-- Opening Marker --

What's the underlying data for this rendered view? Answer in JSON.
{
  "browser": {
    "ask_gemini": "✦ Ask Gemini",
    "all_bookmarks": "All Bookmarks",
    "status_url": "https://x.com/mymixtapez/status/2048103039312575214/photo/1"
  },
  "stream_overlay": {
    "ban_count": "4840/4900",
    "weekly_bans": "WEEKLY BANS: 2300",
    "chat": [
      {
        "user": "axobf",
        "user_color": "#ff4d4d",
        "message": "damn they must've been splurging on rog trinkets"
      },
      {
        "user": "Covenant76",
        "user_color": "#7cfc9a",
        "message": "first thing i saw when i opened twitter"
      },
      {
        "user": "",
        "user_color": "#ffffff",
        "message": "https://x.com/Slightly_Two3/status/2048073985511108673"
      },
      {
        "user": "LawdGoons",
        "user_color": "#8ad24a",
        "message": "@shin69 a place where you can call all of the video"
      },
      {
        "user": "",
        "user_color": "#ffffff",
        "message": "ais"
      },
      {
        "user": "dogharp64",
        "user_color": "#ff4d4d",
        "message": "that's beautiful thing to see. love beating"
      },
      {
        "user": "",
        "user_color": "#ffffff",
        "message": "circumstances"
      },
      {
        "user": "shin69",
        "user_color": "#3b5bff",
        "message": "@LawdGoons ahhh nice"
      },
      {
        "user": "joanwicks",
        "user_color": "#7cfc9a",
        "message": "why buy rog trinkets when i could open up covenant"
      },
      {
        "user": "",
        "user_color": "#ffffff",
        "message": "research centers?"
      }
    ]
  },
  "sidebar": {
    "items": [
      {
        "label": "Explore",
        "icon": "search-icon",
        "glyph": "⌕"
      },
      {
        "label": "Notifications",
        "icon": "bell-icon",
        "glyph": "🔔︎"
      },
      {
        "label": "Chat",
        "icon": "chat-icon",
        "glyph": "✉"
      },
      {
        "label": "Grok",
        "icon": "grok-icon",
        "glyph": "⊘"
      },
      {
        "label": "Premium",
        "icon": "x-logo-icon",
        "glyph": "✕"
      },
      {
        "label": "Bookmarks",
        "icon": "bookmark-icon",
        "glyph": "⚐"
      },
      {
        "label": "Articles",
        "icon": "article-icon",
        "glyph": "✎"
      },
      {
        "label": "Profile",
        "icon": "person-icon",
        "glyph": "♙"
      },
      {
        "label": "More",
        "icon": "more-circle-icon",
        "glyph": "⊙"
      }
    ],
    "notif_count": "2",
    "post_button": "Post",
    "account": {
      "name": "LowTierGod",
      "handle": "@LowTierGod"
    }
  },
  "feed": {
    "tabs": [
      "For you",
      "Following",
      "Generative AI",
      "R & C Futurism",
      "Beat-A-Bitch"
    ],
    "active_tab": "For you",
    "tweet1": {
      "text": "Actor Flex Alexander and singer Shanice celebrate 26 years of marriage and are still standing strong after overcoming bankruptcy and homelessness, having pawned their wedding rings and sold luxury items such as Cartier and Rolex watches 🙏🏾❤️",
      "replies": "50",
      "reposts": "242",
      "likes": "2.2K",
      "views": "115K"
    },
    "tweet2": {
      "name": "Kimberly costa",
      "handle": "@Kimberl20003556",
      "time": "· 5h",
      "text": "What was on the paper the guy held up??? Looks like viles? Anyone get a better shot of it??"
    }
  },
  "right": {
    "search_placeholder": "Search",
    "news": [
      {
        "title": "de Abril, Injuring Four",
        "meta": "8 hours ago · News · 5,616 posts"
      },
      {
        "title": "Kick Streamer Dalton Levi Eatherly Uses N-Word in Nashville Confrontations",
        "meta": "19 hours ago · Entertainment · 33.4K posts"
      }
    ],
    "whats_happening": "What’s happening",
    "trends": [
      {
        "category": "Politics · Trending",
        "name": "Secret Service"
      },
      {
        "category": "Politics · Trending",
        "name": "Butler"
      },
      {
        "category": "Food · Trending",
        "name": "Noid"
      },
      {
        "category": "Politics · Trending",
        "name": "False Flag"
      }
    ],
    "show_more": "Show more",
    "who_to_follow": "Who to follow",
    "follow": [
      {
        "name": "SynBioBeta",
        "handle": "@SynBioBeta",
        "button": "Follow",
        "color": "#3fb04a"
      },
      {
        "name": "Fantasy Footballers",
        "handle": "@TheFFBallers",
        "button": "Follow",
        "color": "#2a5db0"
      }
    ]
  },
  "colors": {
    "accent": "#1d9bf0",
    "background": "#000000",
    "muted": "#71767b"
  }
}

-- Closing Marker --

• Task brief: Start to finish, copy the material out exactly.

• Answer section:
What's the underlying data for this rendered view? Answer in JSON.
{
  "browser": {
    "ask_gemini": "✦ Ask Gemini",
    "all_bookmarks": "All Bookmarks",
    "status_url": "https://x.com/mymixtapez/status/2048103039312575214/photo/1"
  },
  "stream_overlay": {
    "ban_count": "4840/4900",
    "weekly_bans": "WEEKLY BANS: 2300",
    "chat": [
      {
        "user": "axobf",
        "user_color": "#ff4d4d",
        "message": "damn they must've been splurging on rog trinkets"
      },
      {
        "user": "Covenant76",
        "user_color": "#7cfc9a",
        "message": "first thing i saw when i opened twitter"
      },
      {
        "user": "",
        "user_color": "#ffffff",
        "message": "https://x.com/Slightly_Two3/status/2048073985511108673"
      },
      {
        "user": "LawdGoons",
        "user_color": "#8ad24a",
        "message": "@shin69 a place where you can call all of the video"
      },
      {
        "user": "",
        "user_color": "#ffffff",
        "message": "ais"
      },
      {
        "user": "dogharp64",
        "user_color": "#ff4d4d",
        "message": "that's beautiful thing to see. love beating"
      },
      {
        "user": "",
        "user_color": "#ffffff",
        "message": "circumstances"
      },
      {
        "user": "shin69",
        "user_color": "#3b5bff",
        "message": "@LawdGoons ahhh nice"
      },
      {
        "user": "joanwicks",
        "user_color": "#7cfc9a",
        "message": "why buy rog trinkets when i could open up covenant"
      },
      {
        "user": "",
        "user_color": "#ffffff",
        "message": "research centers?"
      }
    ]
  },
  "sidebar": {
    "items": [
      {
        "label": "Explore",
        "icon": "search-icon",
        "glyph": "⌕"
      },
      {
        "label": "Notifications",
        "icon": "bell-icon",
        "glyph": "🔔︎"
      },
      {
        "label": "Chat",
        "icon": "chat-icon",
        "glyph": "✉"
      },
      {
        "label": "Grok",
        "icon": "grok-icon",
        "glyph": "⊘"
      },
      {
        "label": "Premium",
        "icon": "x-logo-icon",
        "glyph": "✕"
      },
      {
        "label": "Bookmarks",
        "icon": "bookmark-icon",
        "glyph": "⚐"
      },
      {
        "label": "Articles",
        "icon": "article-icon",
        "glyph": "✎"
      },
      {
        "label": "Profile",
        "icon": "person-icon",
        "glyph": "♙"
      },
      {
        "label": "More",
        "icon": "more-circle-icon",
        "glyph": "⊙"
      }
    ],
    "notif_count": "2",
    "post_button": "Post",
    "account": {
      "name": "LowTierGod",
      "handle": "@LowTierGod"
    }
  },
  "feed": {
    "tabs": [
      "For you",
      "Following",
      "Generative AI",
      "R & C Futurism",
      "Beat-A-Bitch"
    ],
    "active_tab": "For you",
    "tweet1": {
      "text": "Actor Flex Alexander and singer Shanice celebrate 26 years of marriage and are still standing strong after overcoming bankruptcy and homelessness, having pawned their wedding rings and sold luxury items such as Cartier and Rolex watches 🙏🏾❤️",
      "replies": "50",
      "reposts": "242",
      "likes": "2.2K",
      "views": "115K"
    },
    "tweet2": {
      "name": "Kimberly costa",
      "handle": "@Kimberl20003556",
      "time": "· 5h",
      "text": "What was on the paper the guy held up??? Looks like viles? Anyone get a better shot of it??"
    }
  },
  "right": {
    "search_placeholder": "Search",
    "news": [
      {
        "title": "de Abril, Injuring Four",
        "meta": "8 hours ago · News · 5,616 posts"
      },
      {
        "title": "Kick Streamer Dalton Levi Eatherly Uses N-Word in Nashville Confrontations",
        "meta": "19 hours ago · Entertainment · 33.4K posts"
      }
    ],
    "whats_happening": "What’s happening",
    "trends": [
      {
        "category": "Politics · Trending",
        "name": "Secret Service"
      },
      {
        "category": "Politics · Trending",
        "name": "Butler"
      },
      {
        "category": "Food · Trending",
        "name": "Noid"
      },
      {
        "category": "Politics · Trending",
        "name": "False Flag"
      }
    ],
    "show_more": "Show more",
    "who_to_follow": "Who to follow",
    "follow": [
      {
        "name": "SynBioBeta",
        "handle": "@SynBioBeta",
        "button": "Follow",
        "color": "#3fb04a"
      },
      {
        "name": "Fantasy Footballers",
        "handle": "@TheFFBallers",
        "button": "Follow",
        "color": "#2a5db0"
      }
    ]
  },
  "colors": {
    "accent": "#1d9bf0",
    "background": "#000000",
    "muted": "#71767b"
  }
}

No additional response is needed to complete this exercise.